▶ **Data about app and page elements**
..............................
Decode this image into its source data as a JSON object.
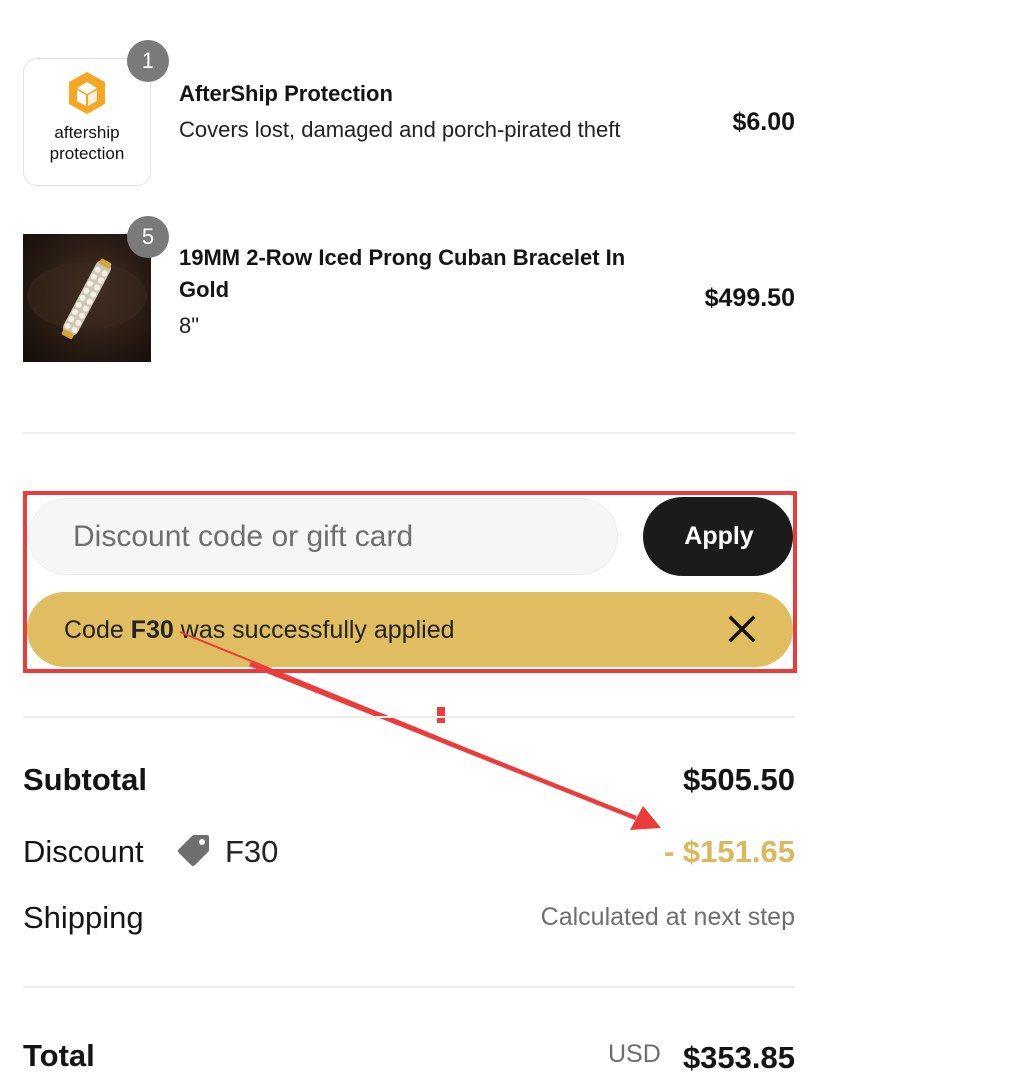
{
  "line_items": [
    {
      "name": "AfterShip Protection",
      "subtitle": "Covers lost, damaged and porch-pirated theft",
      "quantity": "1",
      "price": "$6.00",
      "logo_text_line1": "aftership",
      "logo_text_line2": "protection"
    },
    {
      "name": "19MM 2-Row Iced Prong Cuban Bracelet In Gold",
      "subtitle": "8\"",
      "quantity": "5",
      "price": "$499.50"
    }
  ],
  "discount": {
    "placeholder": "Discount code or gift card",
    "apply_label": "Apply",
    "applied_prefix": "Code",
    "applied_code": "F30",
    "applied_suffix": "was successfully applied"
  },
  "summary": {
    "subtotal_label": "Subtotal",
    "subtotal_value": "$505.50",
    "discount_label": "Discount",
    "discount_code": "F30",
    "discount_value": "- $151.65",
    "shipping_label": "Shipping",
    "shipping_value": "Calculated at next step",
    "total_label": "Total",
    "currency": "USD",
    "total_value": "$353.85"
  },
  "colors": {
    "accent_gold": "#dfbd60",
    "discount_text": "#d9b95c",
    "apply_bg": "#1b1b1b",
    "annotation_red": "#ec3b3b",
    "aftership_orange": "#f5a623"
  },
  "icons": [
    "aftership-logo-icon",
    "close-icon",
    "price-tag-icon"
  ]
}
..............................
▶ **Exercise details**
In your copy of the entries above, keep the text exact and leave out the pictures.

▶ **Answer to this exercise**
Decode this image into its source data as a JSON object.
{
  "line_items": [
    {
      "name": "AfterShip Protection",
      "subtitle": "Covers lost, damaged and porch-pirated theft",
      "quantity": "1",
      "price": "$6.00",
      "logo_text_line1": "aftership",
      "logo_text_line2": "protection"
    },
    {
      "name": "19MM 2-Row Iced Prong Cuban Bracelet In Gold",
      "subtitle": "8\"",
      "quantity": "5",
      "price": "$499.50"
    }
  ],
  "discount": {
    "placeholder": "Discount code or gift card",
    "apply_label": "Apply",
    "applied_prefix": "Code",
    "applied_code": "F30",
    "applied_suffix": "was successfully applied"
  },
  "summary": {
    "subtotal_label": "Subtotal",
    "subtotal_value": "$505.50",
    "discount_label": "Discount",
    "discount_code": "F30",
    "discount_value": "- $151.65",
    "shipping_label": "Shipping",
    "shipping_value": "Calculated at next step",
    "total_label": "Total",
    "currency": "USD",
    "total_value": "$353.85"
  },
  "colors": {
    "accent_gold": "#dfbd60",
    "discount_text": "#d9b95c",
    "apply_bg": "#1b1b1b",
    "annotation_red": "#ec3b3b",
    "aftership_orange": "#f5a623"
  },
  "icons": [
    "aftership-logo-icon",
    "close-icon",
    "price-tag-icon"
  ]
}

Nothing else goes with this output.